BEGIN Extracted records
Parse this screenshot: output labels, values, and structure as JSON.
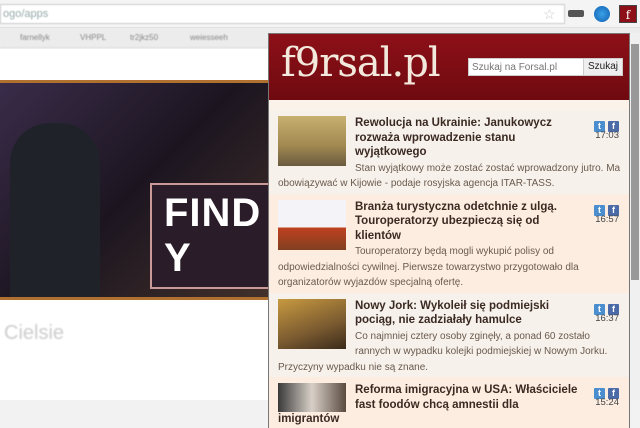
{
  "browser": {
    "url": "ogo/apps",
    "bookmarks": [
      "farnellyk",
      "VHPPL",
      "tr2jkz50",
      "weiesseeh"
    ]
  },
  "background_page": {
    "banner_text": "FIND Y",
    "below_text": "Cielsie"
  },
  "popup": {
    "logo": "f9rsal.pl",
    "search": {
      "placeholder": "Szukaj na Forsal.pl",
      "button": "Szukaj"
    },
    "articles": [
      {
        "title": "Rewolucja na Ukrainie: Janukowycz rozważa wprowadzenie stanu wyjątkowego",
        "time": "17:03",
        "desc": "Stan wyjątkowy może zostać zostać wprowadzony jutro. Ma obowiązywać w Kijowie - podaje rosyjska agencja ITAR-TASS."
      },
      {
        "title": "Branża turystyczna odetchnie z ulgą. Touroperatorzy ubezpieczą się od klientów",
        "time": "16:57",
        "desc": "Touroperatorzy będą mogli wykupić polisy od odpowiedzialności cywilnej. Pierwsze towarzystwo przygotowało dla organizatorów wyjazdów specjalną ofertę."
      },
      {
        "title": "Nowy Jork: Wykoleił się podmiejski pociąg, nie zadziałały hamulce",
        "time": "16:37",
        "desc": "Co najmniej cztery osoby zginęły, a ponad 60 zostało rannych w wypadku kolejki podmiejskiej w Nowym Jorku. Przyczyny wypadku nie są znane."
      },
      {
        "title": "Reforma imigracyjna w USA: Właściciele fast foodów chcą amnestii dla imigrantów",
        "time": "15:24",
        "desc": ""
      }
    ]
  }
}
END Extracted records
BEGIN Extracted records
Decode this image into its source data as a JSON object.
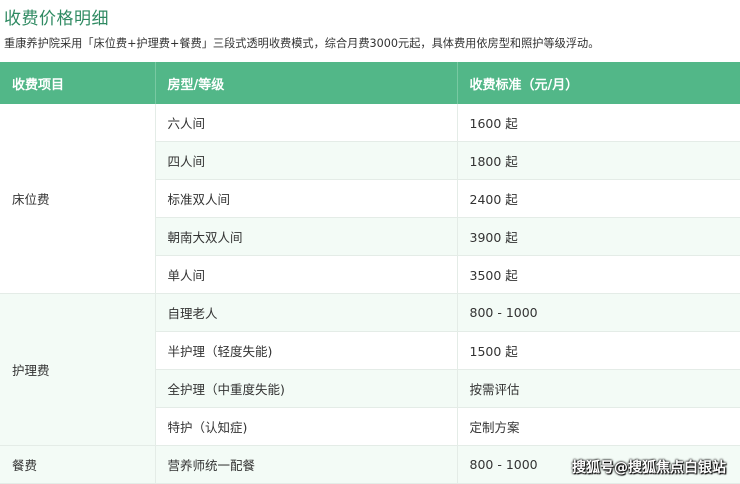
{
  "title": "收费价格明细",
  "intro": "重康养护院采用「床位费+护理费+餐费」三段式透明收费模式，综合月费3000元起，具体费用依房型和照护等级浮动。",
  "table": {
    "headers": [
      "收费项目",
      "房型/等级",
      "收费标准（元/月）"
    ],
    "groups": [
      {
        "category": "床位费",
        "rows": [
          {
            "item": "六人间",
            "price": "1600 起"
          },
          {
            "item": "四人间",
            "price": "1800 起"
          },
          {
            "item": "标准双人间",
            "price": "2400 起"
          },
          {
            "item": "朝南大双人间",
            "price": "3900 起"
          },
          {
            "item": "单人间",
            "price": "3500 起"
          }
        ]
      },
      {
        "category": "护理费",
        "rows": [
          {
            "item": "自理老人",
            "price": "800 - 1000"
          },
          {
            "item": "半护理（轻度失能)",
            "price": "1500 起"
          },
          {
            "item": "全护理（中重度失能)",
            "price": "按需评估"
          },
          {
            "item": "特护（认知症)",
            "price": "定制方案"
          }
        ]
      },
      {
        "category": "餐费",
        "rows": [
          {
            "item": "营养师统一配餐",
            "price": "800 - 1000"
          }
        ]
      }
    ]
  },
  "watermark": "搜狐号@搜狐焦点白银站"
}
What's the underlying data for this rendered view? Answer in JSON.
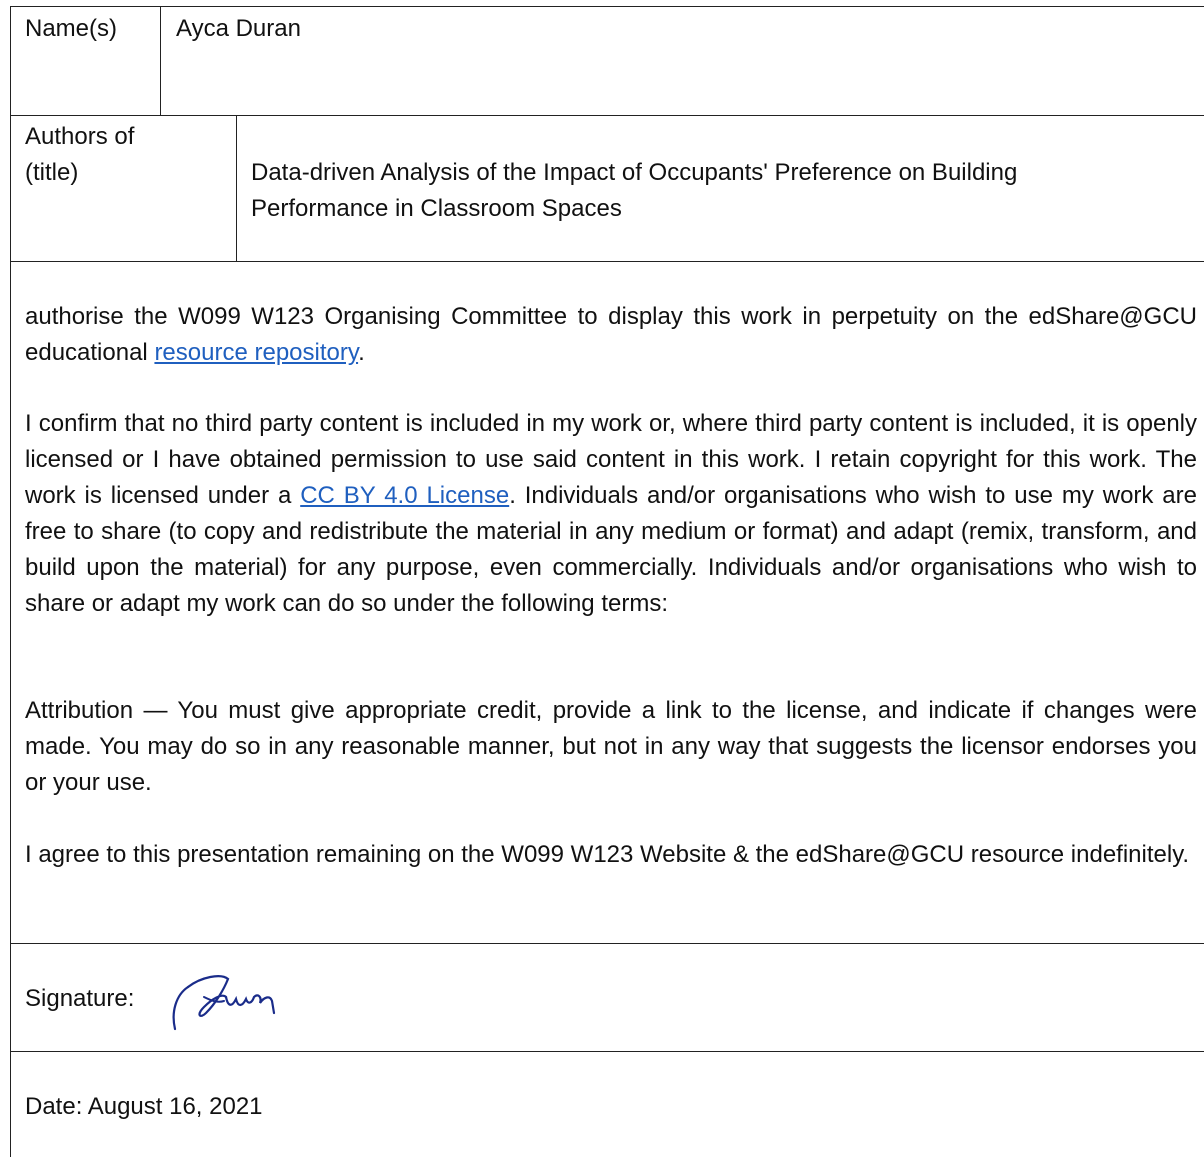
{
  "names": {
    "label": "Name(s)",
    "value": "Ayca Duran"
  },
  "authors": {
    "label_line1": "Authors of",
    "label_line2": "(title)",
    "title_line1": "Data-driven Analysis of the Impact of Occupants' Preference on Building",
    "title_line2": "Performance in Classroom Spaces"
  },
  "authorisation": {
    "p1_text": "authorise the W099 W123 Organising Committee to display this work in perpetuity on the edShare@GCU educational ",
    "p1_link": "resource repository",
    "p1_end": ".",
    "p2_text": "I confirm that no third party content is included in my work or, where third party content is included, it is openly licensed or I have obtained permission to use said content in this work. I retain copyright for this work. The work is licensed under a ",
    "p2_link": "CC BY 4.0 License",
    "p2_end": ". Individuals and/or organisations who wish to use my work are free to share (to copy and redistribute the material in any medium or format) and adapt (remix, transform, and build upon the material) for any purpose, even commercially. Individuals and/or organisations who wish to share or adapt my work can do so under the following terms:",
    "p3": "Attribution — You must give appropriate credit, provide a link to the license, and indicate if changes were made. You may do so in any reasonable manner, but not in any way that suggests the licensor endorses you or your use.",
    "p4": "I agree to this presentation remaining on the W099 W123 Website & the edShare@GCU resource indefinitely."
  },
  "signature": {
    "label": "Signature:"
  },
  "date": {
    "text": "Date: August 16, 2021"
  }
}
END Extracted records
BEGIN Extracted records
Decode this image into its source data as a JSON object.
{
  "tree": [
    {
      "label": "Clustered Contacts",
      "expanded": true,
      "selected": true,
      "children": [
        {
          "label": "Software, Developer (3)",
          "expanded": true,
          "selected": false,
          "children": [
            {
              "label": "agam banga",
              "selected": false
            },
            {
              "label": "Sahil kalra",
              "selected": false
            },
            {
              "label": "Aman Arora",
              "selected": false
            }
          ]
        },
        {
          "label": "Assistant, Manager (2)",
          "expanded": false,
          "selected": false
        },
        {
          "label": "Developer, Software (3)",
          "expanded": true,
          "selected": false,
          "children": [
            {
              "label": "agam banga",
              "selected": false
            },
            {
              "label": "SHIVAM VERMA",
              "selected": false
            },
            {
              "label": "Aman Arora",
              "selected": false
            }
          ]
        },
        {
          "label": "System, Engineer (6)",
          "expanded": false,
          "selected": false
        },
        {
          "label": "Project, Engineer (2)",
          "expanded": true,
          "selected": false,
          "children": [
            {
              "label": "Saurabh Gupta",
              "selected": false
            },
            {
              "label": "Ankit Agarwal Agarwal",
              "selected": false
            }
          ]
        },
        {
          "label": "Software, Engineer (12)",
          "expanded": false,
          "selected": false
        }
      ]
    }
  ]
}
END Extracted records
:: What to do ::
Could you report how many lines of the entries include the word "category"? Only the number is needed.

:: Task output ::
3